DOW 30 survived the centuries but somewhere we lost his fractal. It never got that well deserved attention, unlike modern accountancy, which started somewhere in 1880′s.

Dow identified the fractal and called it an economic theory. Elliott redefined Dow’s work and made an applied forecasting tool called the wave theory. The scale dramatically changed as fractals got seen not only on a multi year business cycle scale, but on every time frame. And on every broad asset and anything traded or non traded statistics with a socio economic aspect and implication. Be it Labor market parameters, macro economic parameters or simply global car sales, just anything.

The reasons which could explain everything about market and economics couldn’t explain why metals, energy, agro commodities, industrial commodities, forex etc. looked alike. And where reasons failed Fractals stood firm, inexplicably.

The wave theory is one tool that works across markets, across subjects on both economic and socioeconomic levels to forecast. This fractal can predict prices of say BRENT CRUDE for a tick, a minute, a day till multi years and decades in future without knowing about the Oil crisis, hurricanes, supply gaps and all that causes that may come in the future. The tool predicts the future without the breaking news, which may come years later.

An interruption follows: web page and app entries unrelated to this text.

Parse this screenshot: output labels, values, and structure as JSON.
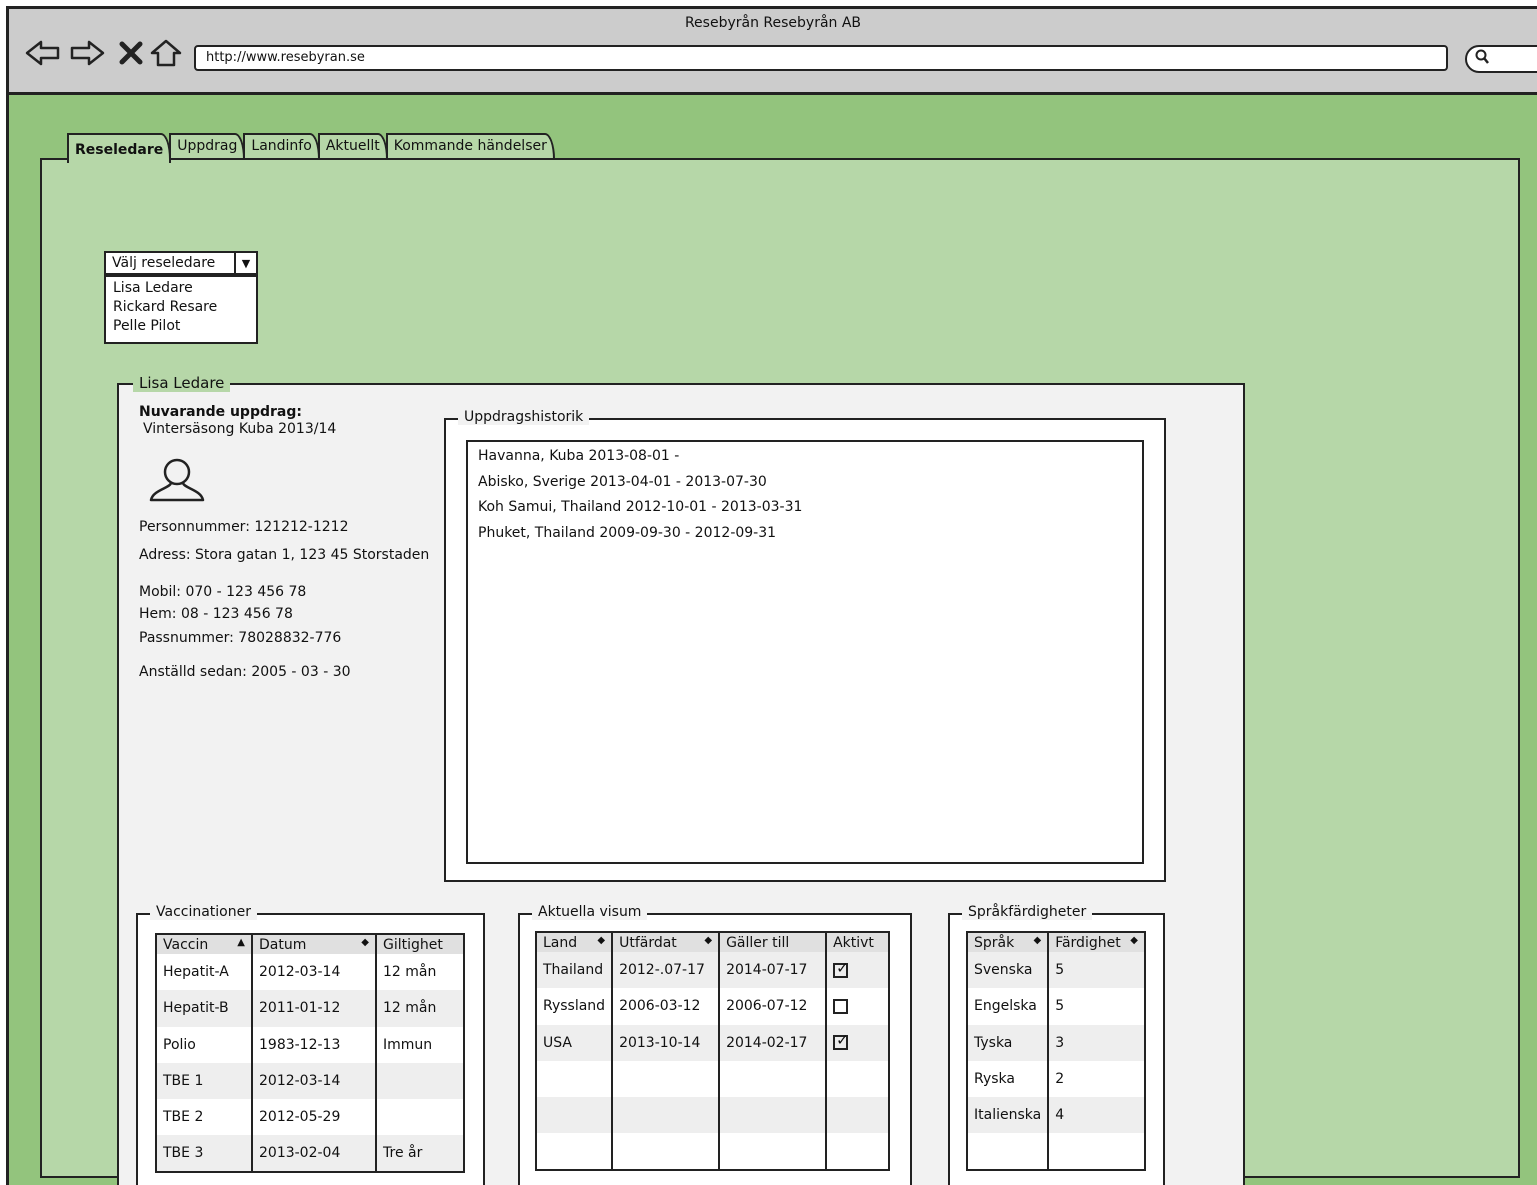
{
  "browser": {
    "title": "Resebyrån Resebyrån AB",
    "url": "http://www.resebyran.se",
    "icons": [
      "back-icon",
      "forward-icon",
      "stop-icon",
      "home-icon",
      "search-icon"
    ]
  },
  "tabs": [
    {
      "label": "Reseledare",
      "active": true
    },
    {
      "label": "Uppdrag",
      "active": false
    },
    {
      "label": "Landinfo",
      "active": false
    },
    {
      "label": "Aktuellt",
      "active": false
    },
    {
      "label": "Kommande händelser",
      "active": false
    }
  ],
  "guide_select": {
    "value": "Välj reseledare",
    "options": [
      "Lisa Ledare",
      "Rickard Resare",
      "Pelle Pilot"
    ]
  },
  "profile": {
    "legend": "Lisa Ledare",
    "current_label": "Nuvarande uppdrag:",
    "current_value": "Vintersäsong Kuba 2013/14",
    "personnummer": "Personnummer: 121212-1212",
    "adress": "Adress: Stora gatan 1, 123 45 Storstaden",
    "mobil": "Mobil: 070 - 123 456 78",
    "hem": "Hem: 08 - 123 456 78",
    "pass": "Passnummer: 78028832-776",
    "anstalld": "Anställd sedan: 2005 - 03 - 30"
  },
  "history": {
    "legend": "Uppdragshistorik",
    "items": [
      "Havanna, Kuba 2013-08-01 -",
      "Abisko, Sverige 2013-04-01 - 2013-07-30",
      "Koh Samui, Thailand 2012-10-01 - 2013-03-31",
      "Phuket, Thailand 2009-09-30 - 2012-09-31"
    ]
  },
  "vaccinations": {
    "legend": "Vaccinationer",
    "headers": [
      "Vaccin",
      "Datum",
      "Giltighet"
    ],
    "rows": [
      [
        "Hepatit-A",
        "2012-03-14",
        "12 mån"
      ],
      [
        "Hepatit-B",
        "2011-01-12",
        "12 mån"
      ],
      [
        "Polio",
        "1983-12-13",
        "Immun"
      ],
      [
        "TBE 1",
        "2012-03-14",
        ""
      ],
      [
        "TBE 2",
        "2012-05-29",
        ""
      ],
      [
        "TBE 3",
        "2013-02-04",
        "Tre år"
      ]
    ]
  },
  "visas": {
    "legend": "Aktuella visum",
    "headers": [
      "Land",
      "Utfärdat",
      "Gäller till",
      "Aktivt"
    ],
    "rows": [
      [
        "Thailand",
        "2012-.07-17",
        "2014-07-17",
        true
      ],
      [
        "Ryssland",
        "2006-03-12",
        "2006-07-12",
        false
      ],
      [
        "USA",
        "2013-10-14",
        "2014-02-17",
        true
      ],
      [
        "",
        "",
        "",
        null
      ],
      [
        "",
        "",
        "",
        null
      ],
      [
        "",
        "",
        "",
        null
      ]
    ]
  },
  "languages": {
    "legend": "Språkfärdigheter",
    "headers": [
      "Språk",
      "Färdighet"
    ],
    "rows": [
      [
        "Svenska",
        "5"
      ],
      [
        "Engelska",
        "5"
      ],
      [
        "Tyska",
        "3"
      ],
      [
        "Ryska",
        "2"
      ],
      [
        "Italienska",
        "4"
      ],
      [
        "",
        ""
      ]
    ]
  }
}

So why did such a great tool took a back seat and never emerged? 1800′s was too early to understand mass psychology. Stock markets were fancy things. The mass psychology lacked critical mass, the speculator new little about leverage. Leverage reached world scale a century later. And something more was hot, information and its causal implications. There was an information and explanation for what markets were doing. And the great depression was long forgotten as the new generation took over. Econohistory owing to its black aspects was never interesting reading. Who wants to know how many banks failed in an era where a banker is celebrated? 125 years and we are still giving reasons, building businesses and knowledge technology systems unmindfully defining the fractal that defines us. The fractal that is larger than life and continues to move relentlessly with cyclical precision.

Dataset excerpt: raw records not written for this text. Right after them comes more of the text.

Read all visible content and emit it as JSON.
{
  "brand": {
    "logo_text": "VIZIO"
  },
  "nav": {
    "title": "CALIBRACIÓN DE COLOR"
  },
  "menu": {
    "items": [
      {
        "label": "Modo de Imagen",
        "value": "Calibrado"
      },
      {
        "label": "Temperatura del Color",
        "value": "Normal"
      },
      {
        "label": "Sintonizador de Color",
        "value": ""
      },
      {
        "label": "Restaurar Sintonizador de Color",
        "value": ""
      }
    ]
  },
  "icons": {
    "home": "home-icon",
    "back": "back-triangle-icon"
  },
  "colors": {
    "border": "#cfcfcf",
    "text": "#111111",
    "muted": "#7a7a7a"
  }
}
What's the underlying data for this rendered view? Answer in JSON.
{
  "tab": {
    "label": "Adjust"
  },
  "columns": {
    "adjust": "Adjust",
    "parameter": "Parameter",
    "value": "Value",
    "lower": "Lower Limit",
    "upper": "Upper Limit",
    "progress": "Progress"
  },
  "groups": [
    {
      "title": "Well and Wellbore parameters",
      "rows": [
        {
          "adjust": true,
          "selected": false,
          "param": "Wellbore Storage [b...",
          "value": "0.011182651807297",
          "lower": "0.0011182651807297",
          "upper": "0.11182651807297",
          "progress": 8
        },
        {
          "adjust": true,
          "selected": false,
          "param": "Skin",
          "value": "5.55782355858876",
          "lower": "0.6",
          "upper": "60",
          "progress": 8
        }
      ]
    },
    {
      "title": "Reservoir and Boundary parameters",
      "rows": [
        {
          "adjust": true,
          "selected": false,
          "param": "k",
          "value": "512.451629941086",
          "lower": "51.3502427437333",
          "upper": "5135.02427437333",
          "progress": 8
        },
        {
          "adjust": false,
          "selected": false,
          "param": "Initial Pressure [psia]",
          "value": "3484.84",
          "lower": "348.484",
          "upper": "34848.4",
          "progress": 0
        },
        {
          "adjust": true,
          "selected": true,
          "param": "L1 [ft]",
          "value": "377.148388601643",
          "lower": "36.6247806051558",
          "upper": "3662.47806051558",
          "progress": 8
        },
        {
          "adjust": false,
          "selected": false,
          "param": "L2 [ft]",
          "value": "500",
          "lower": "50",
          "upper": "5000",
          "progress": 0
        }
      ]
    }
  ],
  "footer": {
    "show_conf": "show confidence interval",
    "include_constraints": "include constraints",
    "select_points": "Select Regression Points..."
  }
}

We have reached some conclusions, why we forgot the fractal. Human mind is the least understood part of the human body. Recent attempts to map the brains throw interesting light on the subject. Emotion is a key driver for the brain. We are brain dead without emotions. Further work has proved that the lizard brain (Reptilian Complex) rules our impulses, our herding tendencies, how we behave in the society and our stock market games. The lizard also explains why humans remain penny wise and pound foolish. Why we make things complex rather than simplifying them? Why we can’t stop or pause consuming as a society? Why panics happen? Why fear is a bigger motivator than greed? And why complacent society means low volatility? Reptiles also explain why Fractals don’t interest us?

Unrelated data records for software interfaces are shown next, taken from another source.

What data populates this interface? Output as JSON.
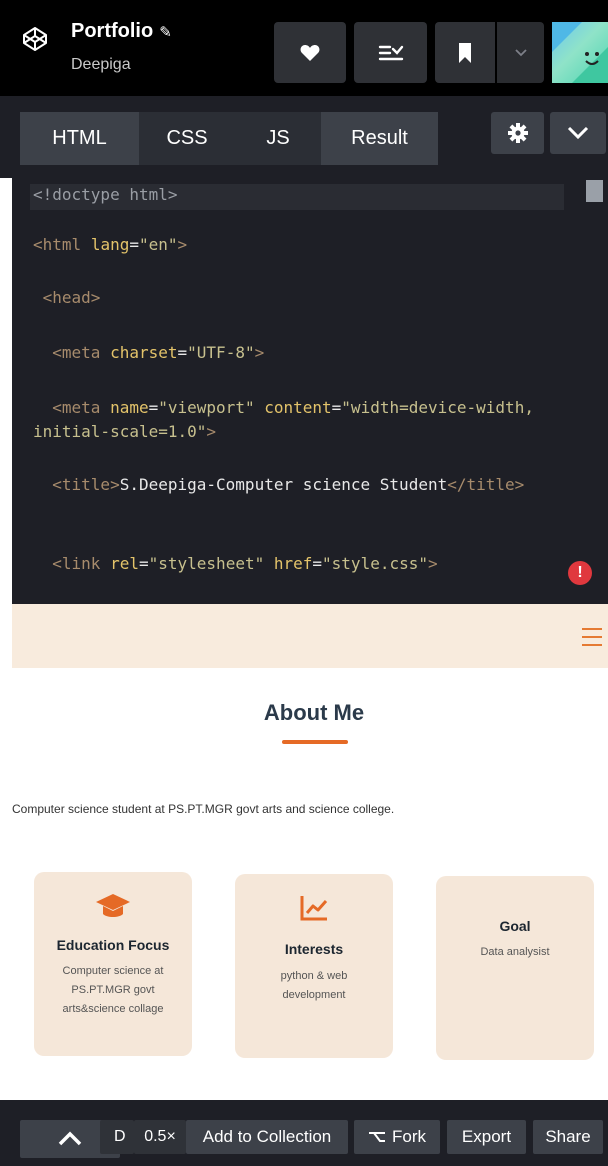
{
  "header": {
    "title": "Portfolio",
    "author": "Deepiga",
    "icons": [
      "codepen-logo-icon",
      "pencil-icon",
      "heart-icon",
      "collection-list-icon",
      "bookmark-icon",
      "chevron-down-icon",
      "avatar"
    ]
  },
  "editor": {
    "tabs": [
      {
        "label": "HTML"
      },
      {
        "label": "CSS"
      },
      {
        "label": "JS"
      },
      {
        "label": "Result"
      }
    ],
    "code_lines": [
      "<!doctype html>",
      "<html lang=\"en\">",
      "<head>",
      "<meta charset=\"UTF-8\">",
      "<meta name=\"viewport\" content=\"width=device-width, initial-scale=1.0\">",
      "<title>S.Deepiga-Computer science Student</title>",
      "<link rel=\"stylesheet\" href=\"style.css\">"
    ],
    "error_badge": "!"
  },
  "preview": {
    "heading": "About Me",
    "description": "Computer science student at PS.PT.MGR govt arts and science college.",
    "cards": [
      {
        "icon": "graduation-cap-icon",
        "title": "Education Focus",
        "text": "Computer science at PS.PT.MGR govt arts&science collage"
      },
      {
        "icon": "line-chart-icon",
        "title": "Interests",
        "text": "python & web development"
      },
      {
        "icon": "",
        "title": "Goal",
        "text": "Data analysist"
      }
    ],
    "accent": "#e56a26",
    "navbar_bg": "#f8ebdd",
    "card_bg": "#f5e7d9"
  },
  "bottom_bar": {
    "console_label": "D",
    "zoom": "0.5×",
    "add_to_collection": "Add to Collection",
    "fork": "Fork",
    "export": "Export",
    "share": "Share"
  }
}
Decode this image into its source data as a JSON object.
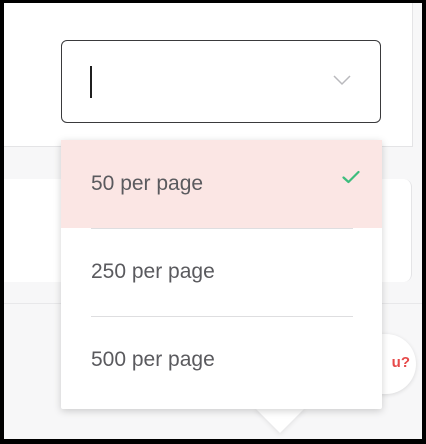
{
  "select": {
    "value": "",
    "chevron_icon": "chevron-down-icon"
  },
  "menu": {
    "options": [
      {
        "label": "50 per page",
        "selected": true
      },
      {
        "label": "250 per page",
        "selected": false
      },
      {
        "label": "500 per page",
        "selected": false
      }
    ],
    "selected_icon": "check-icon",
    "selected_bg": "#fbe6e4",
    "check_color": "#3dbd7d"
  },
  "chat_widget": {
    "partial_text": "u?"
  }
}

Fractals are not stories we love to hear. The patterns are contrarian by nature looking at exits on greed tops and entry in busts. Fractals by very nature stand alone. They are unconventional. And above this they are a lot visual. People are different and so are their ways to learn.

Drucker classified them as group which learns by reading, or writing. This all leaves us with a small fractal lovers, only a few who can question the status quo standing alone uncomfortably. Fractal needs courage to stand against 200 years of economics and say there is no economics without psychology, and psychology is itself fractaled, patterned.

Everything has its limitations. Even fractals are not fool proof. But they are definitely better than fundamental ratios like Price Earning ratios which fail the back test miserably with no forecasting value whatsoever. Understanding fractals may take a few hours but integrating them in and above economics may take years and then like Eels said, “one day the world will be ready to see and wonder how they didn’t see it”